All the momentum seemed to be with the Glasgow side and their dominant scrum but Buchan insisted: “We knew not to panic, 13-0 was a good half-time lead and all season we have been strong after the interval. By keeping calm and sticking to the game plan we knew we would pull through.”

Reconstruction of the Heriot’s pack also helped with replacement prop Craig Owenson, who came on just after Brendan Cullinane had muscled over for an opposition try, credited with having a significant influence by Hawks coach Jamie Dempsey. Asked whether Heriot’s had resolved scrum difficulties or if it was a case of Hawks tiring, Dempsey said: “They fully deserved their win. The scrum is one of the most contentious aspects of the game. It’s really hard to referee and I’m not going to criticise the ref.

“Their scrum improved when Owenson came on and on another day he could have been penalised. We tired as well, though. Heriot’s made more of their territory and in the end that is what separated us – that and the breakdown.”

Where Heriot’s also proved superior was in their ability to take chances never more so than with a smash-and-grab effort from 70 metres which ultimately helped earn winger Harry Boisseau a man-of-the-match tankard.

The try actually had its origins, however, in a brilliant Jason Hill tackle on Haddon McPherson which released the ball for Colin Goudie to send Boisseau on his way. Said Boisseau: “Colin is not renowned for his physicality. He danced a bit and when one of them flitted in to tackle he passed the ball on. It wasn’t really a planned move. Off the cuff is sometimes the best and I didn’t think about the line coming up to meet me. I just ran hell for leather straight for the corner.

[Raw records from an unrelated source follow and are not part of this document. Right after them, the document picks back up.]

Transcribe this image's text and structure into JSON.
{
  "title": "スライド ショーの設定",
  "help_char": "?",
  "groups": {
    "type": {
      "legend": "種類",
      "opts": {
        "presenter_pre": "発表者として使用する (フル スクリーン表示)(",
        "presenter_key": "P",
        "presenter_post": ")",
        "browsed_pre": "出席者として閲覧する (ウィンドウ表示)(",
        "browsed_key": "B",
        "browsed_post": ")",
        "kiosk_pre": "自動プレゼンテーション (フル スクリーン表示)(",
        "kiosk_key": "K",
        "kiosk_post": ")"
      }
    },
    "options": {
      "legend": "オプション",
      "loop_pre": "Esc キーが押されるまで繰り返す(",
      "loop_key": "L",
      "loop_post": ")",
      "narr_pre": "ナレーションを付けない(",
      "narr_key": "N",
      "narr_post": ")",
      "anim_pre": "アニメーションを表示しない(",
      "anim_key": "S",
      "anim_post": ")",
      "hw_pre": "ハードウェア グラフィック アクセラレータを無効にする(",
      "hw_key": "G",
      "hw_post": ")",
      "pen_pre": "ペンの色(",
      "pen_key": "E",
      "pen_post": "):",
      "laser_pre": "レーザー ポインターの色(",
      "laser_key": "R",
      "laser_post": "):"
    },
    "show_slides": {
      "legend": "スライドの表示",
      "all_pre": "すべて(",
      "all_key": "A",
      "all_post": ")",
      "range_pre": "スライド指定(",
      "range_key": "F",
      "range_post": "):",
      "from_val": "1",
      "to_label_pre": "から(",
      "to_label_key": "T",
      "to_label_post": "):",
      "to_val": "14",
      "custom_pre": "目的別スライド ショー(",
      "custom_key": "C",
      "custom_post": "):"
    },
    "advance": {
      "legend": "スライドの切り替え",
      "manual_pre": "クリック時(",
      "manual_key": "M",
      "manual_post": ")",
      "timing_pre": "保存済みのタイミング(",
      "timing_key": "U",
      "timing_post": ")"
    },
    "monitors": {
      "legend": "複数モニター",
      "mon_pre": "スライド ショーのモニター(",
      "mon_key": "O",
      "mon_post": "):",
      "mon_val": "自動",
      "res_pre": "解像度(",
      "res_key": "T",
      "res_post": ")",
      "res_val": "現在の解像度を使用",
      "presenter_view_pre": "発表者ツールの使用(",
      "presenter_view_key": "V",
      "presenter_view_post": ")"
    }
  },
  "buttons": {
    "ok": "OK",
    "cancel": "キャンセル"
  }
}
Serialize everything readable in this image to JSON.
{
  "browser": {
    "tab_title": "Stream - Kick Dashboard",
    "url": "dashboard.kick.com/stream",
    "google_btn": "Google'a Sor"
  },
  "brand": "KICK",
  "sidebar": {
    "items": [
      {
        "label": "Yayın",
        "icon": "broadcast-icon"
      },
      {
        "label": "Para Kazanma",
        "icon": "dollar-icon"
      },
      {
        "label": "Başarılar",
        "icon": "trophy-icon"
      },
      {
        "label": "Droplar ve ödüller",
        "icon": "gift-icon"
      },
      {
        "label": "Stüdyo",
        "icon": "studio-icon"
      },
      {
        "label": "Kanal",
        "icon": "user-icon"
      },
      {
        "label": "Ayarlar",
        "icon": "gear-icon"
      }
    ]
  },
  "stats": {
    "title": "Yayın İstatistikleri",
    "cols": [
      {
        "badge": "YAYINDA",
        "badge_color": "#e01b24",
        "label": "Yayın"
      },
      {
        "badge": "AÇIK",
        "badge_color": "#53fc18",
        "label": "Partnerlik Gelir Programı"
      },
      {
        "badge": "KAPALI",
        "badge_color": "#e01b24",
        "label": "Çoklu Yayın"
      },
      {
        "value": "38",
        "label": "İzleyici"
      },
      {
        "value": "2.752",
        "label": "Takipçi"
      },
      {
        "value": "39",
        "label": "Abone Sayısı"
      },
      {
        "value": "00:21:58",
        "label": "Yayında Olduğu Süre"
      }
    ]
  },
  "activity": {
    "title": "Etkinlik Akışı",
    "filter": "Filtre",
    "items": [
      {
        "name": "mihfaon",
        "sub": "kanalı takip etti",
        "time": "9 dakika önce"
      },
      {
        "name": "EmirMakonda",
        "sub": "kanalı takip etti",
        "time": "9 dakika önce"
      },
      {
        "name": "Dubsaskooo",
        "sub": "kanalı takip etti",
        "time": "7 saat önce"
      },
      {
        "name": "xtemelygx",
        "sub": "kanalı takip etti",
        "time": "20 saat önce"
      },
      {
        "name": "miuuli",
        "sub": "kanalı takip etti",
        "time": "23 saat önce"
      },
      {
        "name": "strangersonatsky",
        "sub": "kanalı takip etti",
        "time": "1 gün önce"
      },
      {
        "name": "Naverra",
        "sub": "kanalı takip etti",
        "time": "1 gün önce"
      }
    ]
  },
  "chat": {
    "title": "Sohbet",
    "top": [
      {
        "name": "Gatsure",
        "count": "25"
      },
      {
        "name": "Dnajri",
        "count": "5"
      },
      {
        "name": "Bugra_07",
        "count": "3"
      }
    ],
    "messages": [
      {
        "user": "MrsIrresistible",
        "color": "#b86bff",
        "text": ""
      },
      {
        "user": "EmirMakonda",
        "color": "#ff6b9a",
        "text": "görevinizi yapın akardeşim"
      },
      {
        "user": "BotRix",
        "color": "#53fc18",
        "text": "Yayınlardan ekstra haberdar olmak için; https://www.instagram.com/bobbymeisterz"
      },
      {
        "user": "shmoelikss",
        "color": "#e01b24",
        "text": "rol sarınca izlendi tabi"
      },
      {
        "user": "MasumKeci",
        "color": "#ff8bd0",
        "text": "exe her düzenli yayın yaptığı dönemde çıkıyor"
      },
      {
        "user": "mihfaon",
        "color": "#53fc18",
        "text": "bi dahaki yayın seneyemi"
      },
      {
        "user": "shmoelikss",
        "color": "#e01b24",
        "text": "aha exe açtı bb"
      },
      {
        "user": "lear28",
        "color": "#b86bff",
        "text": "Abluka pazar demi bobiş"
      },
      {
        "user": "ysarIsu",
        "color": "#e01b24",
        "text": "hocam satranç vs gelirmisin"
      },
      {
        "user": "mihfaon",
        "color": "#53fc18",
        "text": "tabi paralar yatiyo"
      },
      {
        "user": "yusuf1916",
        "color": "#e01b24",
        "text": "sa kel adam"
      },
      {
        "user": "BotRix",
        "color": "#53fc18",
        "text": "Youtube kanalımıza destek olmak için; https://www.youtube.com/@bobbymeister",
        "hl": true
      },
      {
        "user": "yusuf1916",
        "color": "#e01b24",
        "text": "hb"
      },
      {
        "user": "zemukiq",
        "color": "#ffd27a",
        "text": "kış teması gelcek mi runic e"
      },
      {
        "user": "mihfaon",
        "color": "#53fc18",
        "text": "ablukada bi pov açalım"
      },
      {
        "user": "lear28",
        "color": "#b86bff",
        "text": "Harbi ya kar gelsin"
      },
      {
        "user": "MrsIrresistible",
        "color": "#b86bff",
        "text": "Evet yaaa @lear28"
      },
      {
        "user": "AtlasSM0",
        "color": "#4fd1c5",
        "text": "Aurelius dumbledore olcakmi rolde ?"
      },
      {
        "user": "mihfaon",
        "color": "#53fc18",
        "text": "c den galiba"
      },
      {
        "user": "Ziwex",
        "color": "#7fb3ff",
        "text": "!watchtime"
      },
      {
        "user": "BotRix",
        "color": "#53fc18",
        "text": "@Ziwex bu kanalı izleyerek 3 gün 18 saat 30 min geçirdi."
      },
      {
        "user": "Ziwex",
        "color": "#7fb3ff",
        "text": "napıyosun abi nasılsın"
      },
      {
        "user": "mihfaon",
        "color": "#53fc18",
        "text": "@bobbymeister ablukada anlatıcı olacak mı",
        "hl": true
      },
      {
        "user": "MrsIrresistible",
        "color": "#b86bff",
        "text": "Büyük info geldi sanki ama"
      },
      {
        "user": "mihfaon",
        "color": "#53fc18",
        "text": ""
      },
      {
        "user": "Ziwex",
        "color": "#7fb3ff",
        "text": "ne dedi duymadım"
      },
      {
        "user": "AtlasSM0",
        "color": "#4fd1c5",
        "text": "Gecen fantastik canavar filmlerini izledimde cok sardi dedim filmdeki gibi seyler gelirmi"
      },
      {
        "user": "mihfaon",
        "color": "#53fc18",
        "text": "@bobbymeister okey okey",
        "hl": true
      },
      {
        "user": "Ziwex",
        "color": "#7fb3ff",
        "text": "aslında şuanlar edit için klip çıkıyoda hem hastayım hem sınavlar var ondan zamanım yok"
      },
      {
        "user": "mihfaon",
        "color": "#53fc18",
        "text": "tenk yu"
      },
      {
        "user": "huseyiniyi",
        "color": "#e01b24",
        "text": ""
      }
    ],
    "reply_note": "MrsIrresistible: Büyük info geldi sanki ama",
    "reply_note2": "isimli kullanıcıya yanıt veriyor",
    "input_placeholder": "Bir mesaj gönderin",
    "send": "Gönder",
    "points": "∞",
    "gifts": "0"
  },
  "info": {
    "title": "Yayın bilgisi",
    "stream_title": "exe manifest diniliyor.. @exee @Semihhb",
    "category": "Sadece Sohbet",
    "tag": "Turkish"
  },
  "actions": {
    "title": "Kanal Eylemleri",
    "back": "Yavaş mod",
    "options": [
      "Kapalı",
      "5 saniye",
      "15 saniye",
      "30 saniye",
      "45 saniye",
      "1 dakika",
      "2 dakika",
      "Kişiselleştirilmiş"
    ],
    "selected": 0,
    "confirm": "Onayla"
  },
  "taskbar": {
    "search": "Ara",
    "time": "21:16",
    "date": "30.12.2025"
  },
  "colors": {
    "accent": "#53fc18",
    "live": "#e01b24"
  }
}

“I’ve had a few tries this season but that is probably up there with the best.”

Although coming early it was a score fit to win any contest albeit subsequent closer range efforts from Jack Turley and Liam Steele were just as important as was the goal-kicking of Graham Wilson who landed six from eight attempts.

Heriot’s coach Phil Smith was sorry to hear the full time whistle. “I was hoping the game might go on a bit longer because we were just starting to click at full time. We were starting to show people what we are about. In the first half we didn’t get the rewards for what we had been working on all week and after that blip the team were outstanding.”

Much could depend on whether Heriot’s retain second row Murray Douglas who was magnificent in the line-out while he and Graham Wilson opened up Hawks with off-loads that would have graced the professional game.

Heriot’s:

Tries: Boisseau, Turley, Steele. Conversions: Wilson (2). Penalties: Wilson (4).

Glasgow Hawks: Try: Cullinane. Coversions: Low. Penalty: Steele.

Heriot’s: C Goudie, M Nimmo. K Buchan, C Ferguson, H Boisseau, R Carmichael, G Wilson, N Borel. K Bryce, S Mustard, R Nimmo, M Douglas, J Turley (captain), J Hill, G Turner. Subs: C Mulligan, G Cameron, C Owenson, M Maltman, OJ Brown, M Learmonth, L Steele.

Glasgow Hawks: D Smart. T Steven, A Maclay, J Steele, H Macpherson, G Lowe, P Boyer, S Findlay, F Gillies, B Cullinane, A Linton (captain), G Hamilton, S Leckey, A Kirkland, T Holmes. Subs: J Macfarlane, J Lohoar, C Williamson, M Bartoszek, K Beattie, D Milne, N Herron.

Referee: G Gordon.